[32] Frank C., Werber D., Cramer J.P., Askar M., Faber M., an der Heiden M., Bernard H., Fruth A., Prager R., Spode A., Wadl M., Zoufaly A., Jordan S., Kemper M.J., Follin P., Müller L., King L.A., Rosner B., Buchholz U., Stark K., Krause G., HUS Investigation Team, Epidemic profile of Shiga-toxin-producing Escherichia coli O104:H4 outbreak in Germany Collaborators, Affiliations expand, N Engl J Med. (2011);365(19):1771-80. doi: 10.1056/NEJMoa1106483.
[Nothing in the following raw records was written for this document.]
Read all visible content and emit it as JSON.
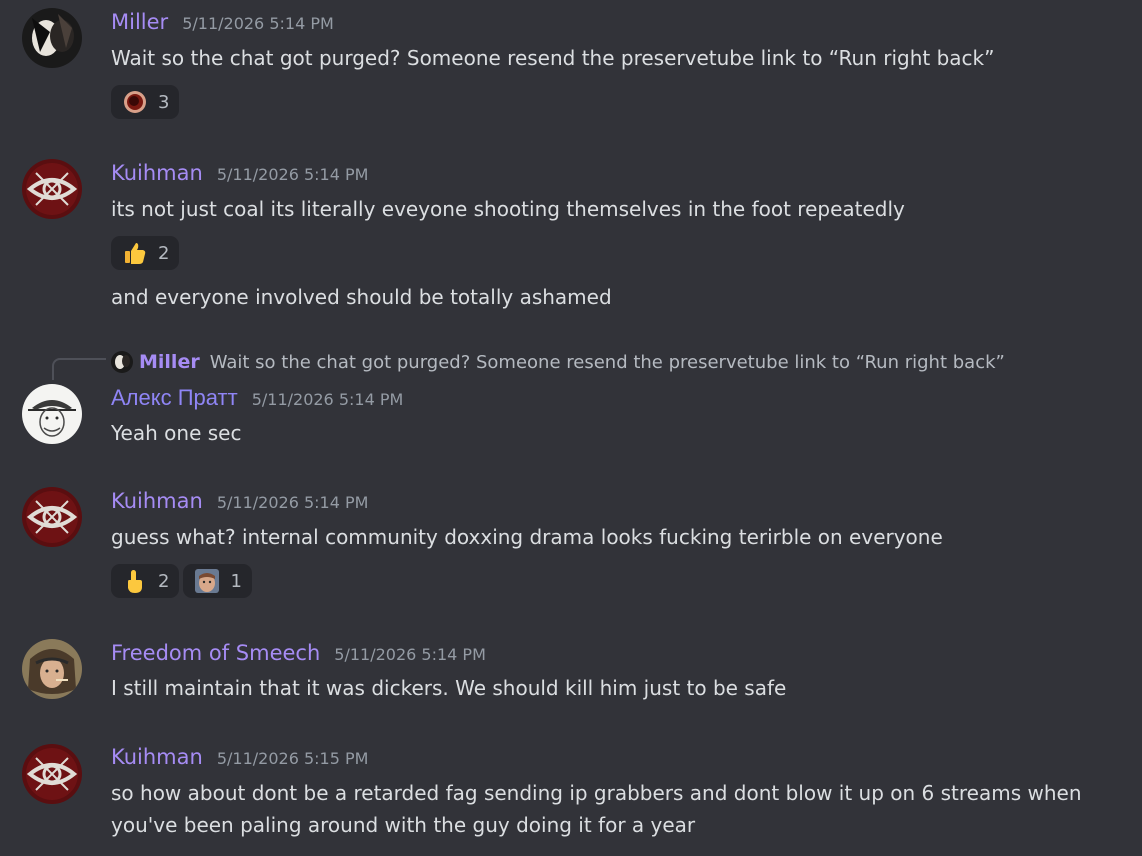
{
  "messages": [
    {
      "username": "Miller",
      "timestamp": "5/11/2026 5:14 PM",
      "text": "Wait so the chat got purged? Someone resend the preservetube link to “Run right back”",
      "reactions": [
        {
          "emoji": "dark-circle-emoji",
          "count": "3"
        }
      ]
    },
    {
      "username": "Kuihman",
      "timestamp": "5/11/2026 5:14 PM",
      "text": "its not just coal its literally eveyone shooting themselves in the foot repeatedly",
      "reactions": [
        {
          "emoji": "thumbs-up-emoji",
          "count": "2"
        }
      ],
      "followup": "and everyone involved should be totally ashamed"
    },
    {
      "username": "Алекс Пратт",
      "timestamp": "5/11/2026 5:14 PM",
      "text": "Yeah one sec",
      "reply": {
        "username": "Miller",
        "text": "Wait so the chat got purged? Someone resend the preservetube link to “Run right back”"
      }
    },
    {
      "username": "Kuihman",
      "timestamp": "5/11/2026 5:14 PM",
      "text": "guess what? internal community doxxing drama looks fucking terirble on everyone",
      "reactions": [
        {
          "emoji": "pointing-up-emoji",
          "count": "2"
        },
        {
          "emoji": "face-custom-emoji",
          "count": "1"
        }
      ]
    },
    {
      "username": "Freedom of Smeech",
      "timestamp": "5/11/2026 5:14 PM",
      "text": "I still maintain that it was dickers. We should kill him just to be safe"
    },
    {
      "username": "Kuihman",
      "timestamp": "5/11/2026 5:15 PM",
      "text": "so how about dont be a retarded fag sending ip grabbers and dont blow it up on 6 streams when you've been paling around with the guy doing it for a year"
    }
  ],
  "colors": {
    "background": "#323339",
    "username": "#a68cf4",
    "timestamp": "#949ba4",
    "text": "#dbdee1",
    "reaction_bg": "#25262b"
  }
}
[33] Michelacci V., Maugliani A., Tozzoli R., Corteselli G., Chiani P., Minelli F., Gigliucci F., Arancia S., Conedera G., Targhetta C., Pierasco A., Collini L., Parisi A., Scavia G., Morabito S., Characterization of a novel plasmid encoding F4-like fimbriae present in a Shiga-toxin producing enterotoxigenic Escherichia coli isolated during the investigation on a case of hemolytic-uremic syndrome, Int J Med Microbiol. (2018);308(7):947-955. doi: 10.1016/j.ijmm.2018.07.002. Epub 2018 Jul 11.

[34] Mariani-Kurkdjian P., Lemaître C., Bidet P., Perez D., Boggini L., Kwon T., Bonacorsi S., Haemolytic-uraemic syndrome with bacteraemia caused by a new hybrid Escherichia coli pathotype, New Microbes New Infect. (2014);2(4):127-31. doi: 10.1002/nmi2.49. Epub 2014 May 27.

[35] Cointe A., Birgy A., Mariani-Kurkdjian P., Liguori S., Courroux C., Blanco J., Delannoy S., Fach P., Loukiadis E., Bidet P., Bonacorsi S., Emerging Multidrug-Resistant Hybrid Pathotype Shiga Toxin-Producing Escherichia coli O80 and Related Strains of Clonal Complex 165, Europe, Emerg Infect Dis. (2018);24(12):2262-2269. doi: 10.3201/eid2412.180272.

[36] Gigliucci F., van Hoek A., Chiani P., Knijn A., Minelli F., Scavia G., Franz E., Morabito S., Michelacci V., Genomic Characterization of hlyF-positive Shiga Toxin-Producing Escherichia coli, Italy and the Netherlands, 2000-2019, Emerg Infect Dis. (2021);27(3):853-861. doi: 10.3201/eid2703.203110.